Because of increased demand for music promotion and branding by the musicians he has established contacts with FM radio stations, which he uses to promote the music stars. "I talk to radio stations and request them to play my clients' music," he says.

In the process of fine-tuning, re-arranging tracks and eventually making the product ready to be played on radio, he has controlled the problem of piracy in Uganda which has been rampant and a pain in the musicians' neck.

Sweet Kid

Sweet Kid
Sweet Kid is one of the Ugandan stars using Viboyo for promotion. "If radio stations want my tapes or photos I direct them to Viboyo," says Sweet Kid. The star has not only benefited in having his music controlled from pirates but Viboyo has also designed his posters when he was going to promote his Silikyusa album recently.

In exchange of designing posters and re-arranging tracks on CDs, musicians give him their new releases for sale.
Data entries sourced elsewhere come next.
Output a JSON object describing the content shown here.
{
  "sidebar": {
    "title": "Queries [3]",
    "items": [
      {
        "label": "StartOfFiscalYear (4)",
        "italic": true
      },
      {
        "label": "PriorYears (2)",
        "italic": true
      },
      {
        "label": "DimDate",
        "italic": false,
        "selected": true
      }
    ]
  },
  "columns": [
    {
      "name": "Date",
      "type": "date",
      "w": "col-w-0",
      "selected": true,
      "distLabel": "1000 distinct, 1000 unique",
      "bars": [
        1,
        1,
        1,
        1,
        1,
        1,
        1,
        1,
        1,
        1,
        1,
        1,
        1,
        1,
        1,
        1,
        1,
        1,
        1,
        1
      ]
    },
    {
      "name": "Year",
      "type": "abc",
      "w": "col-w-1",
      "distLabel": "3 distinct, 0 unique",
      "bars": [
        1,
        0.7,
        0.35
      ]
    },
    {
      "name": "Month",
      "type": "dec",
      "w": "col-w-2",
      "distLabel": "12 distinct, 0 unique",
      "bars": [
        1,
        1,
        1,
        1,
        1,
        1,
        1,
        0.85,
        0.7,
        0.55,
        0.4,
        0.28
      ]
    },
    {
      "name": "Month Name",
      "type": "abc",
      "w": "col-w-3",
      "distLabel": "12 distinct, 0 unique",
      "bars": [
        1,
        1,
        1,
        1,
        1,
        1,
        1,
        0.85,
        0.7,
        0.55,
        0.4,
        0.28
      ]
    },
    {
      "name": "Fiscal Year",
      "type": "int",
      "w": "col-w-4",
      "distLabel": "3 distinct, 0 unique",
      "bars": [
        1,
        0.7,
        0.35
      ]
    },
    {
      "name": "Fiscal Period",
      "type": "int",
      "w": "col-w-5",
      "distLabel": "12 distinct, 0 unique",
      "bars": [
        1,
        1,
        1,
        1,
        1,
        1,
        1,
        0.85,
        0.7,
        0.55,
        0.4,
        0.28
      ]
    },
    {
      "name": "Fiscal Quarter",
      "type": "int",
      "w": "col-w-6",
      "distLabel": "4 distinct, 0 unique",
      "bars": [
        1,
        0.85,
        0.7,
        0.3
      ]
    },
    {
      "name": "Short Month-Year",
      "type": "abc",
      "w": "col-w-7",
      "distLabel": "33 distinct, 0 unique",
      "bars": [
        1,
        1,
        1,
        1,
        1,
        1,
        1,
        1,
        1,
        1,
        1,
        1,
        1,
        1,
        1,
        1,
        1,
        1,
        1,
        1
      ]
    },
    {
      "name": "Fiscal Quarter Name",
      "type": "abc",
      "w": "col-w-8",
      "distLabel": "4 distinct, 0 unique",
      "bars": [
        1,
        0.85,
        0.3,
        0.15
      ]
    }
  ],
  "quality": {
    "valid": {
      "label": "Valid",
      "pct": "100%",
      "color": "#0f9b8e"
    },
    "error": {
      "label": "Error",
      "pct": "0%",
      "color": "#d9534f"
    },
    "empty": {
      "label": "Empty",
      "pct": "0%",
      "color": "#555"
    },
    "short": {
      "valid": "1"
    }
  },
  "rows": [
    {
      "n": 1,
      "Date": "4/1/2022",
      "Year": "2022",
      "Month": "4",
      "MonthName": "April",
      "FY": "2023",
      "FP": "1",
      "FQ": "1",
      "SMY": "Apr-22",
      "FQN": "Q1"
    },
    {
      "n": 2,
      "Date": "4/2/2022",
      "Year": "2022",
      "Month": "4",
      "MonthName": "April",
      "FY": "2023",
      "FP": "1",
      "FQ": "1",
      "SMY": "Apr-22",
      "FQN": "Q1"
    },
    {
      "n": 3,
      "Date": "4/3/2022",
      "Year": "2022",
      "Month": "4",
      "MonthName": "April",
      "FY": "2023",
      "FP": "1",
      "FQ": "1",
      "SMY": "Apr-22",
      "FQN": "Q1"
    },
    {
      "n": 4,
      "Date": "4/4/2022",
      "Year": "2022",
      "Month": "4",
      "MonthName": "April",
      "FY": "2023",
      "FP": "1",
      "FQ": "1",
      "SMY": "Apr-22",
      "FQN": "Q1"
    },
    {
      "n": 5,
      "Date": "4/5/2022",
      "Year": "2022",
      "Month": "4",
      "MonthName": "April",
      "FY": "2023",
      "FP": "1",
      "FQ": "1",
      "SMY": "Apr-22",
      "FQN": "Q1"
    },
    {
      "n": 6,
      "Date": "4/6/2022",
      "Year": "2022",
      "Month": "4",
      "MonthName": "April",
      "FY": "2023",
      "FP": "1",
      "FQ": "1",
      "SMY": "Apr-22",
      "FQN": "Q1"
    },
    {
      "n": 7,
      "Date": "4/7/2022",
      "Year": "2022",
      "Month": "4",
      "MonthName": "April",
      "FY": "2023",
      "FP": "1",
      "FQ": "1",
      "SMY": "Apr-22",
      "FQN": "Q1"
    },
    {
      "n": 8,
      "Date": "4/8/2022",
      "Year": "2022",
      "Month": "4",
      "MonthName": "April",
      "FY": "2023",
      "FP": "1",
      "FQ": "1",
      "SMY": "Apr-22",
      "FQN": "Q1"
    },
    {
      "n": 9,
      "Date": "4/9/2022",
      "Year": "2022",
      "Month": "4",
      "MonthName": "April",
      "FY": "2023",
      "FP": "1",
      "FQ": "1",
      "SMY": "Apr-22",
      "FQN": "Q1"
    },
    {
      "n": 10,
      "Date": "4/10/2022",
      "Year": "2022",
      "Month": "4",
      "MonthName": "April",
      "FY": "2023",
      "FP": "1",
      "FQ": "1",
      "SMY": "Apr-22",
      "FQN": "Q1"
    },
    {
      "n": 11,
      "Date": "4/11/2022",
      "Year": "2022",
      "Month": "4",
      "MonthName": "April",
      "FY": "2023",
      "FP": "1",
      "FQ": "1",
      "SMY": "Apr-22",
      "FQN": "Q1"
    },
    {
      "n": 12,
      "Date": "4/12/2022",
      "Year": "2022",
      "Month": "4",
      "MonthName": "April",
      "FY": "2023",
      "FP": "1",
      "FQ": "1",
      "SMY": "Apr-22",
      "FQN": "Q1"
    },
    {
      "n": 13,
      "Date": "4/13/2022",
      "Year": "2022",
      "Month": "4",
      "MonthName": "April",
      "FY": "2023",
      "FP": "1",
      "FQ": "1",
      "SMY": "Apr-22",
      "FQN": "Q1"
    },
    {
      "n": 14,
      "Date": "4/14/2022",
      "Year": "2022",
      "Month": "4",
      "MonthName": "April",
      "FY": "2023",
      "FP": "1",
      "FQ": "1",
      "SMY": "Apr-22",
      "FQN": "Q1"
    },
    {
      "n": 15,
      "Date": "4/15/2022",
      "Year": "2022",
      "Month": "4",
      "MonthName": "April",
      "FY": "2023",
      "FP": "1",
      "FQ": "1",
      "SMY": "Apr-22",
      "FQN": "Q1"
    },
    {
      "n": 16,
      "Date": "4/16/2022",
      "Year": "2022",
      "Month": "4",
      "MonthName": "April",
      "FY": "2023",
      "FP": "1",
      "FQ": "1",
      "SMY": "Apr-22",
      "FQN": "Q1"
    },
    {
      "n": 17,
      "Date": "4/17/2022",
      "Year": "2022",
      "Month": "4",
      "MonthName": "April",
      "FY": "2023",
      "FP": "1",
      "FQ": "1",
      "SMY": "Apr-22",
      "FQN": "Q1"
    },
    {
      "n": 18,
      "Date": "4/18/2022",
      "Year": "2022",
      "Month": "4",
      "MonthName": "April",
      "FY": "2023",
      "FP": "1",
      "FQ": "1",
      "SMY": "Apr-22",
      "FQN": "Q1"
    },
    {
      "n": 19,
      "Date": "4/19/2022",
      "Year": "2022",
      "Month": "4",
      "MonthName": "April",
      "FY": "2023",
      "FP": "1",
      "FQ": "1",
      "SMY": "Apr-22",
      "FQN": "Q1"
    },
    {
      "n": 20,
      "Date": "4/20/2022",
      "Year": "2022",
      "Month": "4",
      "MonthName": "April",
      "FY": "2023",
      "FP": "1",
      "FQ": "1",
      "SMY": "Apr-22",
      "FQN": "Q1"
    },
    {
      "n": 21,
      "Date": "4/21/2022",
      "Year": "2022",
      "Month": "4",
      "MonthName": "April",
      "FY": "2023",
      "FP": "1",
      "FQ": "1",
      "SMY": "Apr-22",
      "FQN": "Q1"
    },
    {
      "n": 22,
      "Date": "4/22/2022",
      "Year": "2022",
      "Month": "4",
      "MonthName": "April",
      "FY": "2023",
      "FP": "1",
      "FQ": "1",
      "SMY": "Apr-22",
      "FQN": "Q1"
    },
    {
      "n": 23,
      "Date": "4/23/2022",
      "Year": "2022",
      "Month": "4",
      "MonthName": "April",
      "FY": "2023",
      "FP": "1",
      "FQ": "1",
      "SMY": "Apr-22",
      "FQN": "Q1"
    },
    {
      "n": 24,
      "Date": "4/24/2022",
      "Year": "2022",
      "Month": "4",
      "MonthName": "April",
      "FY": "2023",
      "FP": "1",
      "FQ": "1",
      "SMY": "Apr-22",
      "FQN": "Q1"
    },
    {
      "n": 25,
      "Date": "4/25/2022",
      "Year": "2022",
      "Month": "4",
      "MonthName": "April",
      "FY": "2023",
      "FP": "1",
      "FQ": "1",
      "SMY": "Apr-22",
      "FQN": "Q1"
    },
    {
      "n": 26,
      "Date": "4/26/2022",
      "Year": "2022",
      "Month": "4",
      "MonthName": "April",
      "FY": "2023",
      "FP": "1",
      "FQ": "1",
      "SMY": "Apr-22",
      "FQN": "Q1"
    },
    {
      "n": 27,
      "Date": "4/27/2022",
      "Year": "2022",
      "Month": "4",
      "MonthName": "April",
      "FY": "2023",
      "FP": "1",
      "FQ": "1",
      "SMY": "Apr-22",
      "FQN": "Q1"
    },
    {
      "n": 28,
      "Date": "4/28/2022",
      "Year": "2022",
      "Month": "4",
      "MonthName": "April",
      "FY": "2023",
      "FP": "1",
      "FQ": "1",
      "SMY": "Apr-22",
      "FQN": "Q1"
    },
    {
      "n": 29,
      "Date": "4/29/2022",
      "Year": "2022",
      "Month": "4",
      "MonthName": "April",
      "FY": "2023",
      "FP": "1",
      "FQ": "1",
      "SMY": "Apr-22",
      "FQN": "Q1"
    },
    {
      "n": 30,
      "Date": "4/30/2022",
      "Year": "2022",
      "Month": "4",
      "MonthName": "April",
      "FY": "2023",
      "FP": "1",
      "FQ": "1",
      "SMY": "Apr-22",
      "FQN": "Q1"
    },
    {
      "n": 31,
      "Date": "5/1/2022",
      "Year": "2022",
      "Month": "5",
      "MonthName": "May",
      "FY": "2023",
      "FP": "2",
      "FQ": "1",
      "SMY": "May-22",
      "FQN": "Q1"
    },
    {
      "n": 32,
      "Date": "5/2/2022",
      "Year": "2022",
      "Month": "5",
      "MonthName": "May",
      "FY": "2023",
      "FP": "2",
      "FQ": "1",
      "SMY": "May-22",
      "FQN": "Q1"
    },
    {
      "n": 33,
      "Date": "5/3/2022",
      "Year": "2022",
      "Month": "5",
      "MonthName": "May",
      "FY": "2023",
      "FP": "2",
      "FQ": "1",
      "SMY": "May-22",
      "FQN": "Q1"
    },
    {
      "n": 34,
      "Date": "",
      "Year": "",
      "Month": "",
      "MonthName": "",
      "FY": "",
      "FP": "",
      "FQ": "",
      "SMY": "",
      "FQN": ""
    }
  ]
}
And when you visit his shop you see people also coming to buy CDs for the particular musicians they want.

Viboyo started this business with DJ Rotta in 2002 after he finished school and trained himself in music promotion and production.

"Rotta was involved in this business but he later abandoned it. He Deejays at Club Silk," says Viboyo. He says with introduction of Copyright law the musicians will benefit more from their music.

Parliament introduced this law to stop the pirating of music, among other mental creations in the country, in order to make the music industry more beneficial to musicians.

For Viboyo the business seems to be doing well. His major problem is the power crisis that Uganda is experiencing. He says electricity is his essential factor in business, but he has to contend with 12 or 24 hour load shedding. But not even such a hurdle can make him abandon the business of promoting and branding musicians and their CDs.

Moses Nsubuga a.k.a Viboyo
Moses Nsubuga a.k.a Viboyo.

By Risdel Kasasira
more from author >>
First published: Febuary 1, 2007
To learn more about Ultimate Media Consult go to www.ultimatemediaconsult.com.

Risdel Kasasira is a graduate Journalist who reports for Ultimate Media Consult. He has worked for The Daily Monitor, Radio Uganda and has done several communication related consultancies. He is also the Research Executive at Ultimate Media Consult (U) Ltd.